My experience is that people and groups that get stuff done regularly are those that put results and innovation above rules and regulations. I’m not saying that we should abandon processes, rules, regulations, etc. But when the rules and regulations inhibit employees from thinking, acting, and producing work then the rules are no longer benefiting the organization because they become barriers to progress.

Seth Godin encourages people to “Start Something” in his book Poke the Box.  Godin describes his seventh imperative “have the guts and the heart and the passion to ship.” He encourages people to poke, prod, try, and start initiatives. It’s the way true innovation is discovered.  

Steven Pressfield calls resistance the enemy in his book “Do the Work”. Pressfield promotes beginning over planning. His point it to overcome resistance by getting started. Then measure, adjust, rework along the way to make your output satisfying.

Why I like it.
I have a colleague that works as a usability analyst/engineer for our eCommerce sites. She combines her knowledge of usability with analytics data as a basis for making what would seemingly be small changes to an internet experience. She might suggest things like moving the locations of input fields, adding a cross-sell prompt, or changing the placement of a banner. Time and time again, her changes have proved effective at driving incremental sales in an eCommerce environment where the customer came with the intention to just reorder a depleted supply of single product.

I like this style of work because it shows that empowering those closest to the end-customer to make decisions drives good results. The analysis and decisioning is made close to the customer, not by an executive committee.  The people closest to the work are those who are most likely to battle resistance to get stuff done.

What it means.
This doesn’t mean that large project teams chartered by executive committees with big budgets can’t and don’t get work done. But these big teams are comprised of individuals and it is the individuals who overcome the resistance that get work done. Committees are easy targets for inefficiency and stagnation unless the group members find a way to just get started.
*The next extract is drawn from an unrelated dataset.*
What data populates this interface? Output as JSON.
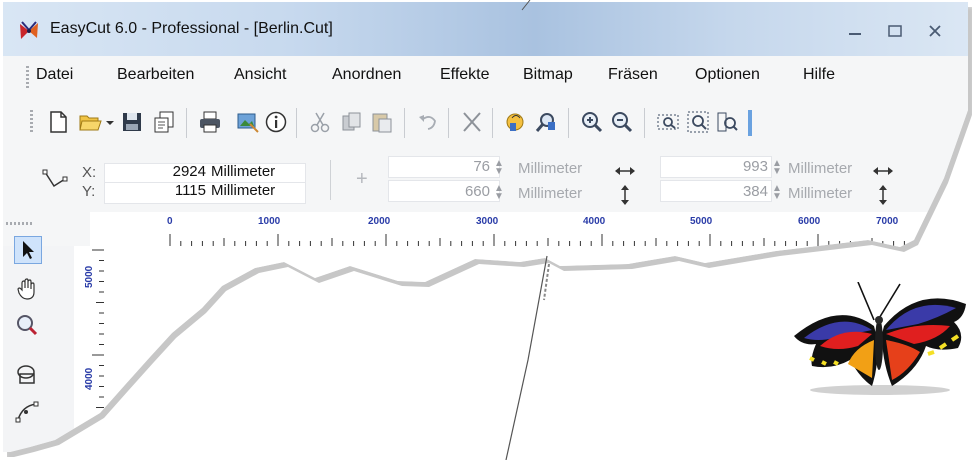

So get started. Do the work. Get stuff done. Find way that you can help to drive change.

Book Review – Poke the Box by Seth Godin

Poke the Box by Seth Godin is a quick and easy read. While some may confuse it with a motivational type book, Godin’s points are a bit deeper. The two word summary is

Start Something.

Godin says “I’m merely encouraging you to start. Often. Forever. Be the one who starts things.” Starting things is like poking the box to see what will happen.The manifesto is a call for people to shed excuses, fear, and procrastination and to pursue their ideas. That’s certainly not a new principle. But Godin states his ideas in a clear, concise, and easy to understand format that worth your time to read.

He gives examples of individuals and organizations to backup his statements that people need to push forward with their ideas. One such example was the first Starbucks didn’t sell coffee and wasn’t the company we have come to know today. It sold coffee beans. But Jerry Baldwin’s idea to get started led to the suggestions from Howard Schultz to offer traditional espresso beverages. Godin’s point is that “Poking doesn’t mean right. It means action”.

This leads to the argument that one of the top reasons that people don’t initiate work is fear of failure. People and organizations let the fear of failure paralyze them because failure is viewed as a negative event. Again, not a new idea, but tolerating failures because we can learn from them, because it makes us better, or because we can adjust and move forward is usually just given lip service in our society.

Godin goes deeper into the idea of initiating work by touching on cultural norms of conformity. From schools, to churches, to corporate america, we are trained, encouraged, and rewarded for staying within set boundaries. I could directly relate to this concept and previously wrote about it in a post entitled are you crazy enough to create change?

I recommend this book for your library. It’s a simple concept, yet can be so difficult to master.  If you are a manager of people, encourage them to poke the box. If you are an team member then start your ideas. Godin says “soon is not as good as now.” Go!